The notorious race to uncover the structure of DNA, the molecule of inheritance, began in 1951, when American biologist James Watson arrived at the University of Cambridge. Here he met Francis Crick, an English physicist and the two began building scale models to test their ideas of what DNA’s appearance might be.
Meanwhile, two scientists at King’s College London called Maurice Wilkins and Rosalind Franklin were also studying DNA. They were attempting to crystallise the molecule to make an x-ray pattern of it. They hoped this would provide important clues about its structure.
Although the two institutions were effectively competing against each other, Francis Crick (University of Cambridge) and Maurice Wilkins (King’s College London) communicated regularly. Letters sent from Wilkins to Crick reveal their close personal relationship.
It was Rosalind Franklin’s famous x-ray image, nicknamed ‘Photo 51’, that finally revealed the structure of DNA in May 1952. The pattern appeared to contain ‘rungs’, like those on a ladder, set between two strands. The fuzzy “X” pattern indicated DNA’s helix shape.

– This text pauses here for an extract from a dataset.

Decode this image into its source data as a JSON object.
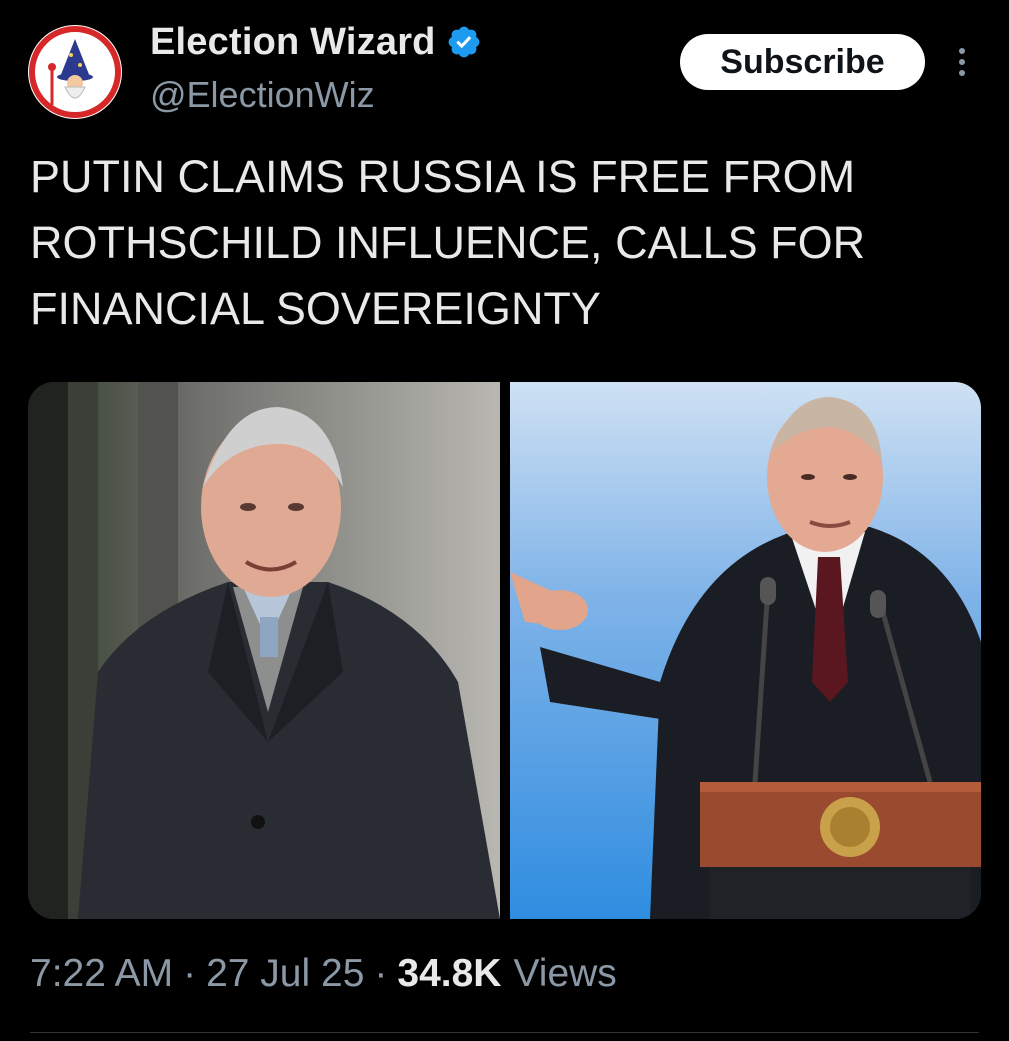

In early 1953, Wilkins showed Watson the image, seemingly without Franklin’s knowledge.
Image by Tim Rudge, PJ Steiner, Fernan Federici, and Jim Haseloff, University of Cambridge

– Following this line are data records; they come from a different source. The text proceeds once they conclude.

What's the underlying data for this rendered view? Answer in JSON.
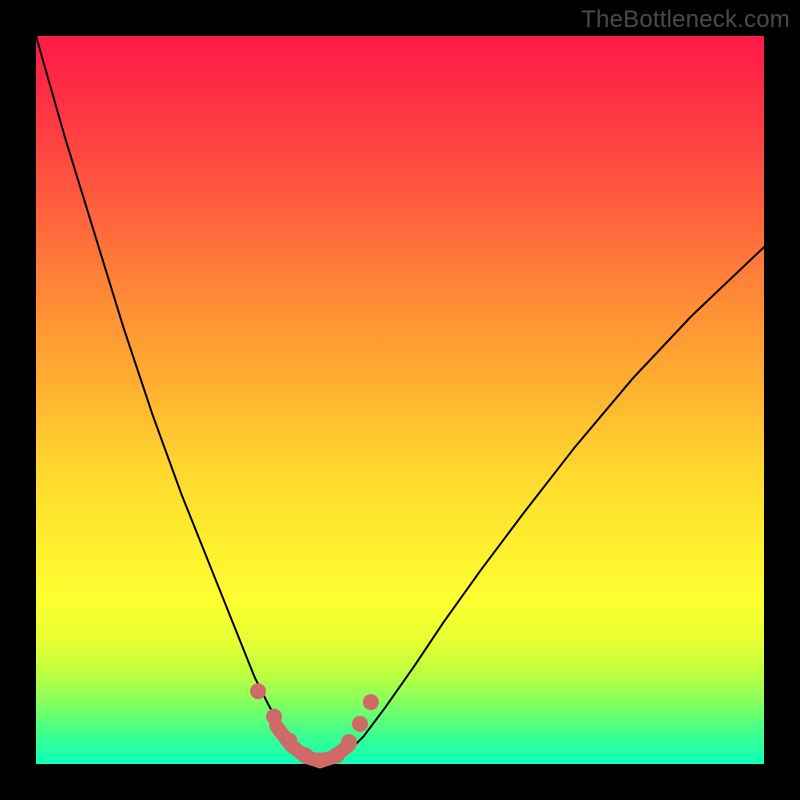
{
  "watermark": "TheBottleneck.com",
  "chart_data": {
    "type": "line",
    "title": "",
    "xlabel": "",
    "ylabel": "",
    "xlim": [
      0,
      100
    ],
    "ylim": [
      0,
      100
    ],
    "grid": false,
    "series": [
      {
        "name": "bottleneck-curve",
        "color": "#000000",
        "stroke_width": 2,
        "x": [
          0,
          4,
          8,
          12,
          16,
          20,
          24,
          28,
          30,
          32,
          33.5,
          35,
          36.5,
          38,
          39.5,
          41,
          43,
          45,
          48,
          52,
          56,
          61,
          67,
          74,
          82,
          90,
          100
        ],
        "y": [
          100,
          86,
          73,
          60,
          48,
          37,
          27,
          17,
          12,
          8,
          5.5,
          3.2,
          1.6,
          0.6,
          0.2,
          0.6,
          1.8,
          3.8,
          7.8,
          13.5,
          19.5,
          26.5,
          34.5,
          43.5,
          53,
          61.5,
          71
        ]
      },
      {
        "name": "highlight-markers",
        "color": "#cf6b66",
        "marker_radius": 8,
        "x": [
          30.5,
          32.7,
          34.8,
          37.0,
          39.0,
          41.3,
          43.0,
          44.5,
          46.0
        ],
        "y": [
          10.0,
          6.5,
          3.2,
          1.2,
          0.5,
          1.2,
          3.0,
          5.5,
          8.5
        ]
      },
      {
        "name": "highlight-segment",
        "color": "#cf6b66",
        "stroke_width": 14,
        "x": [
          33.0,
          35.0,
          37.0,
          39.0,
          41.0,
          43.0
        ],
        "y": [
          5.2,
          2.6,
          1.0,
          0.4,
          1.0,
          2.6
        ]
      }
    ],
    "gradient": {
      "direction": "vertical",
      "stops": [
        {
          "offset": 0,
          "color": "#ff1a47"
        },
        {
          "offset": 22,
          "color": "#ff5a3f"
        },
        {
          "offset": 48,
          "color": "#ffb030"
        },
        {
          "offset": 70,
          "color": "#ffef2e"
        },
        {
          "offset": 88,
          "color": "#b8ff40"
        },
        {
          "offset": 100,
          "color": "#10ffbc"
        }
      ]
    }
  }
}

Complex biofilm colonies can have eye-catching morphological features and spatial organization. Image: A three-dimensional confocal stack of a Bacillus subtilis colony growing on agarose. Images were taken at the Haseloff lab within the Department of Plant Sciences.